Winter berries and a few other lingering fruits become more colorful as deciduous foliage sheds through winter. All this color adheres to precise schedules within a collective ecosystem.
Many plants exploit wildlife. It is how they compensate for their immobility. Many provide incentive for the services that they desire from the wildlife that they exploit.
For example, after enticing pollinators with fragrance or color, flowers happily exchange extra pollen or nectar for pollination. Many plants provide edible fruits in exchange for seed distribution.
It is no coincidence that so many different winter berries ripen through autumn for winter. They provide sustenance to many migratory birds who rely on them.
Overwintering birds who compete with migratory birds appreciate their efforts as well.
Such winter berries are small but abundant, for "grab and go" convenience. Bright color is the best advertisement.
Some people appreciate how winter berries attract birds and squirrels into their gardens. Some appreciate the seasonal color of such berries more than the wildlife.
Unfortunately, wildlife decides the outcome, and such outcomes are variable. It is impossible to predict if berries will disappear as they ripen, or linger as they deteriorate through most of winter.
Firethorn is likely the most familiar of the winter berries here. It seems to be more prolific with its brilliant red berries than any other species. Some old fashioned cultivars produce bright orange or perhaps even bright yellow berries.
Some sorts of cotoneaster resemble firethorn, but with subdued rusty or orangish red display for less refined woodsy gardens.
Toyon, or California holly, is most prolific with winter berries where it grows wildly without pruning. It gets big though. Real hollies, which are more popular in other regions, do not produce many berries locally, particularly since male pollinators are uncommon.
English Hawthorn is a small deciduous tree that displays berries that resemble those of firethorn, but on bare stems.
Its name says it all. Firethorn, Pyracantha coccinea, produces an abundance of fiery red berries on unavoidably thorny stems. A few old fashioned cultivars produce equally fiery orange berries.

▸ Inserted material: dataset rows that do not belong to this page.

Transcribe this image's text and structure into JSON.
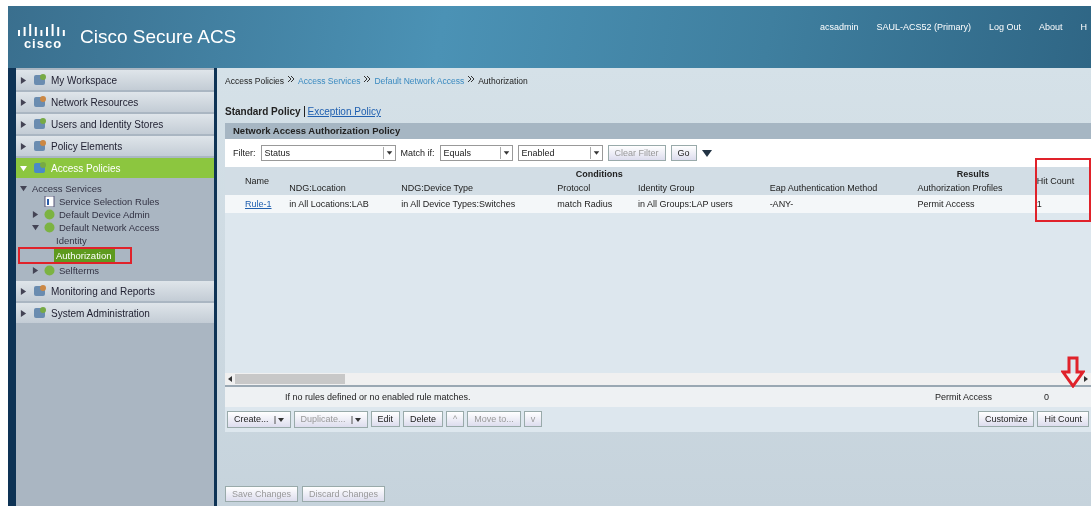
{
  "header": {
    "logo": "cisco",
    "title": "Cisco Secure ACS",
    "links": [
      "acsadmin",
      "SAUL-ACS52 (Primary)",
      "Log Out",
      "About",
      "H"
    ]
  },
  "sidebar": {
    "items": [
      {
        "label": "My Workspace",
        "selected": false,
        "expanded": false
      },
      {
        "label": "Network Resources",
        "selected": false,
        "expanded": false
      },
      {
        "label": "Users and Identity Stores",
        "selected": false,
        "expanded": false
      },
      {
        "label": "Policy Elements",
        "selected": false,
        "expanded": false
      },
      {
        "label": "Access Policies",
        "selected": true,
        "expanded": true,
        "children": [
          {
            "label": "Access Services",
            "selected": false,
            "expanded": true,
            "children": [
              {
                "label": "Service Selection Rules",
                "selected": false
              },
              {
                "label": "Default Device Admin",
                "selected": false,
                "expanded": false
              },
              {
                "label": "Default Network Access",
                "selected": false,
                "expanded": true,
                "children": [
                  {
                    "label": "Identity",
                    "selected": false
                  },
                  {
                    "label": "Authorization",
                    "selected": true
                  }
                ]
              },
              {
                "label": "Selfterms",
                "selected": false,
                "expanded": false
              }
            ]
          }
        ]
      },
      {
        "label": "Monitoring and Reports",
        "selected": false,
        "expanded": false
      },
      {
        "label": "System Administration",
        "selected": false,
        "expanded": false
      }
    ]
  },
  "breadcrumb": [
    {
      "label": "Access Policies",
      "link": false
    },
    {
      "label": "Access Services",
      "link": true
    },
    {
      "label": "Default Network Access",
      "link": true
    },
    {
      "label": "Authorization",
      "link": false
    }
  ],
  "policy_tabs": [
    {
      "label": "Standard Policy",
      "selected": true
    },
    {
      "label": "Exception Policy",
      "selected": false
    }
  ],
  "panel_title": "Network Access Authorization Policy",
  "filter": {
    "label": "Filter:",
    "field": "Status",
    "match_label": "Match if:",
    "operator": "Equals",
    "value": "Enabled",
    "clear": "Clear Filter",
    "go": "Go"
  },
  "table": {
    "groups": [
      {
        "label": "Conditions"
      },
      {
        "label": "Results"
      }
    ],
    "columns": [
      "Name",
      "NDG:Location",
      "NDG:Device Type",
      "Protocol",
      "Identity Group",
      "Eap Authentication Method",
      "Authorization Profiles",
      "Hit Count"
    ],
    "rows": [
      {
        "cells": [
          "Rule-1",
          "in All Locations:LAB",
          "in All Device Types:Switches",
          "match Radius",
          "in All Groups:LAP users",
          "-ANY-",
          "Permit Access",
          "1"
        ]
      }
    ],
    "default_row": {
      "text": "If no rules defined or no enabled rule matches.",
      "profile": "Permit Access",
      "hits": "0"
    }
  },
  "actions": [
    {
      "label": "Create...",
      "dropdown": true,
      "disabled": false
    },
    {
      "label": "Duplicate...",
      "dropdown": true,
      "disabled": true
    },
    {
      "label": "Edit",
      "dropdown": false,
      "disabled": false
    },
    {
      "label": "Delete",
      "dropdown": false,
      "disabled": false
    },
    {
      "label": "^",
      "dropdown": false,
      "disabled": true
    },
    {
      "label": "Move to...",
      "dropdown": false,
      "disabled": true
    },
    {
      "label": "v",
      "dropdown": false,
      "disabled": true
    }
  ],
  "right_actions": [
    "Customize",
    "Hit Count"
  ],
  "footer_buttons": [
    {
      "label": "Save Changes",
      "disabled": true
    },
    {
      "label": "Discard Changes",
      "disabled": true
    }
  ]
}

Cultivars with fiery yellow berries are now rare. Berries ripen for autumn, in time to feed migratory birds. Late berries can last longer after migratory birds are gone.

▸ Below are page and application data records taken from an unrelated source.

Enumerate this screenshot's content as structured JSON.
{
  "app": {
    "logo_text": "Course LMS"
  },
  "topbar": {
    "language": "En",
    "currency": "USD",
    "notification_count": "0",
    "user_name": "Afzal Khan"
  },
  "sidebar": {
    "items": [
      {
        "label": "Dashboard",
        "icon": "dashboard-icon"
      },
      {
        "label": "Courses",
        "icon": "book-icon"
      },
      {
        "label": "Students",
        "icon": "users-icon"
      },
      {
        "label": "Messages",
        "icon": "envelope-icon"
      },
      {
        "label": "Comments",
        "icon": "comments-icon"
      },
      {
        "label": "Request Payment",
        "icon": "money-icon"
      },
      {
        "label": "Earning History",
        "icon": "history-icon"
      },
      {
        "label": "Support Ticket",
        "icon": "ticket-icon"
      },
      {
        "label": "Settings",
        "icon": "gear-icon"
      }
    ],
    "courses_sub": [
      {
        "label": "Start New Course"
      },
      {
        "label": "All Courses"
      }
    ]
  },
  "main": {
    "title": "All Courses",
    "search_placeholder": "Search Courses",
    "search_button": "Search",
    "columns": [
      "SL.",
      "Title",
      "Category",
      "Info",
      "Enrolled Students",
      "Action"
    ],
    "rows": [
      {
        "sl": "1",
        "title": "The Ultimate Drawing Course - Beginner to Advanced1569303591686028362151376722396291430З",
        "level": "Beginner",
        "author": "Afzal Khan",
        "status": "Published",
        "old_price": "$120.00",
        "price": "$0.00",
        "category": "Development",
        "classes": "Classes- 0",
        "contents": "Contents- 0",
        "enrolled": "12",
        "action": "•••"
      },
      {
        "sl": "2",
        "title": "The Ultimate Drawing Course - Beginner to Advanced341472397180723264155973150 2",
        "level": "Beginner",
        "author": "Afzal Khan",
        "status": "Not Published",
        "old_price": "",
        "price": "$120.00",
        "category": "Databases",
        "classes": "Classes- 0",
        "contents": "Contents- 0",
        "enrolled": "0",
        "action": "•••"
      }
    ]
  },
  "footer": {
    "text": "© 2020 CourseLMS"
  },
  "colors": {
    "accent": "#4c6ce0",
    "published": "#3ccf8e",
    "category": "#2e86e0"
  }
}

The rigid and wickedly thorny stems of firethorn work well as impenetrable hedges.
They are rather difficult to prune and handle without impalement though. Unfortunately, simple shearing deprives formal hedges of some of their new growth that blooms and fruits most abundantly.
Selective pruning is tedious and more hazardous, but might enhance bloom.
Shrubby cultivars of firethorn can grow higher than first floor eaves. Mature and vigorous hedges with hefty interior trunks at such height can generate spirelike growth that almost reaches second floor eaves.
With pruning, some cultivars that sprawl close to the ground can stay quite low. Without pruning, some slowly form thickets that are several feet deep.